:: EXERCISE REQUIREMENTS ::
Print out each entry below exactly; do not carry over any image.

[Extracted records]
=== Begin Enclosure ===

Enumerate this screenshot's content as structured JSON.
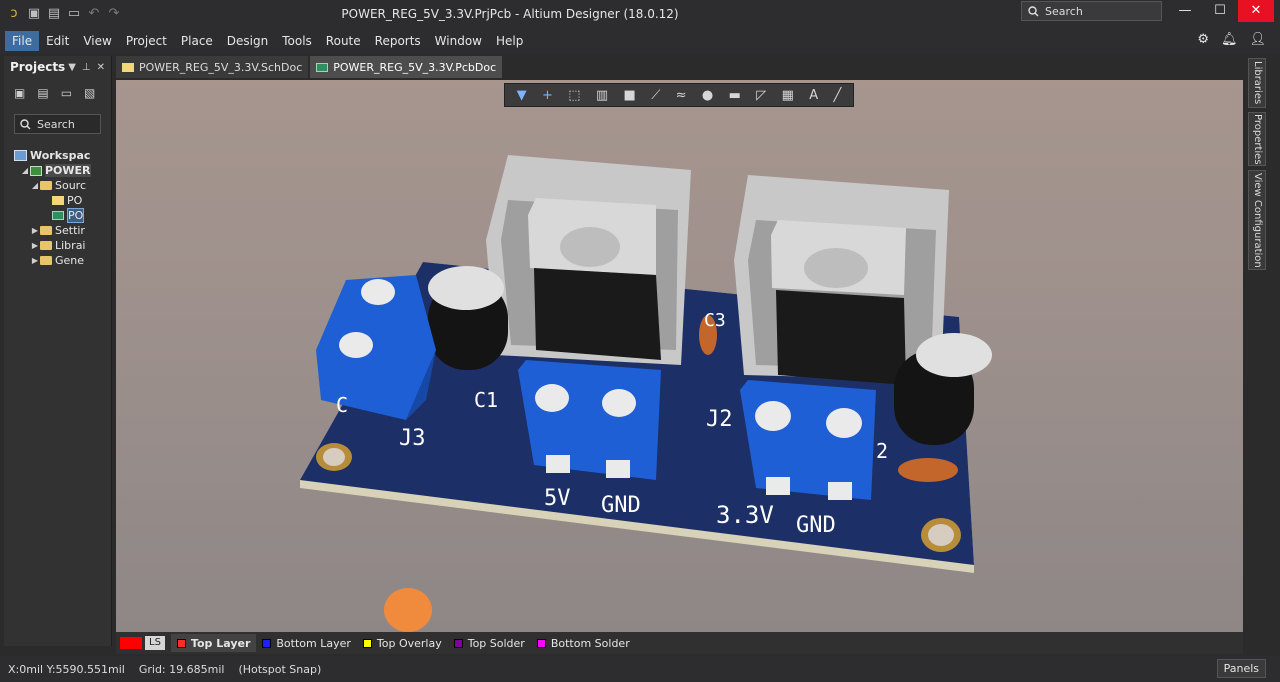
{
  "window": {
    "title": "POWER_REG_5V_3.3V.PrjPcb - Altium Designer (18.0.12)",
    "search_label": "Search",
    "minimize": "—",
    "maximize": "☐",
    "close": "✕"
  },
  "menu": [
    "File",
    "Edit",
    "View",
    "Project",
    "Place",
    "Design",
    "Tools",
    "Route",
    "Reports",
    "Window",
    "Help"
  ],
  "projects_panel": {
    "title": "Projects",
    "search_label": "Search",
    "tree": {
      "workspace": "Workspac",
      "project": "POWER",
      "source": "Sourc",
      "doc1": "PO",
      "doc2": "PO",
      "settings": "Settir",
      "libraries": "Librai",
      "generated": "Gene"
    }
  },
  "tabs": {
    "sch": "POWER_REG_5V_3.3V.SchDoc",
    "pcb": "POWER_REG_5V_3.3V.PcbDoc"
  },
  "right_panels": {
    "libraries": "Libraries",
    "properties": "Properties",
    "view_config": "View Configuration"
  },
  "board": {
    "labels": {
      "c1": "C1",
      "c3": "C3",
      "j2": "J2",
      "j3": "J3",
      "five_v": "5V",
      "gnd1": "GND",
      "three_v": "3.3V",
      "gnd2": "GND",
      "c_partial": "C",
      "two": "2"
    }
  },
  "layers": {
    "ls": "LS",
    "top": "Top Layer",
    "bottom": "Bottom Layer",
    "top_overlay": "Top Overlay",
    "top_solder": "Top Solder",
    "bottom_solder": "Bottom Solder",
    "colors": {
      "ls": "#ff0000",
      "top": "#ff2a2a",
      "bottom": "#2020ff",
      "top_overlay": "#ffff00",
      "top_solder": "#8000a0",
      "bottom_solder": "#ff00ff"
    }
  },
  "status": {
    "coords": "X:0mil Y:5590.551mil",
    "grid": "Grid: 19.685mil",
    "snap": "(Hotspot Snap)",
    "panels_button": "Panels"
  }
}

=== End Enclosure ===

:: ANSWER ::
Enumerate this screenshot's content as structured JSON.
{
  "window": {
    "title": "POWER_REG_5V_3.3V.PrjPcb - Altium Designer (18.0.12)",
    "search_label": "Search",
    "minimize": "—",
    "maximize": "☐",
    "close": "✕"
  },
  "menu": [
    "File",
    "Edit",
    "View",
    "Project",
    "Place",
    "Design",
    "Tools",
    "Route",
    "Reports",
    "Window",
    "Help"
  ],
  "projects_panel": {
    "title": "Projects",
    "search_label": "Search",
    "tree": {
      "workspace": "Workspac",
      "project": "POWER",
      "source": "Sourc",
      "doc1": "PO",
      "doc2": "PO",
      "settings": "Settir",
      "libraries": "Librai",
      "generated": "Gene"
    }
  },
  "tabs": {
    "sch": "POWER_REG_5V_3.3V.SchDoc",
    "pcb": "POWER_REG_5V_3.3V.PcbDoc"
  },
  "right_panels": {
    "libraries": "Libraries",
    "properties": "Properties",
    "view_config": "View Configuration"
  },
  "board": {
    "labels": {
      "c1": "C1",
      "c3": "C3",
      "j2": "J2",
      "j3": "J3",
      "five_v": "5V",
      "gnd1": "GND",
      "three_v": "3.3V",
      "gnd2": "GND",
      "c_partial": "C",
      "two": "2"
    }
  },
  "layers": {
    "ls": "LS",
    "top": "Top Layer",
    "bottom": "Bottom Layer",
    "top_overlay": "Top Overlay",
    "top_solder": "Top Solder",
    "bottom_solder": "Bottom Solder",
    "colors": {
      "ls": "#ff0000",
      "top": "#ff2a2a",
      "bottom": "#2020ff",
      "top_overlay": "#ffff00",
      "top_solder": "#8000a0",
      "bottom_solder": "#ff00ff"
    }
  },
  "status": {
    "coords": "X:0mil Y:5590.551mil",
    "grid": "Grid: 19.685mil",
    "snap": "(Hotspot Snap)",
    "panels_button": "Panels"
  }
}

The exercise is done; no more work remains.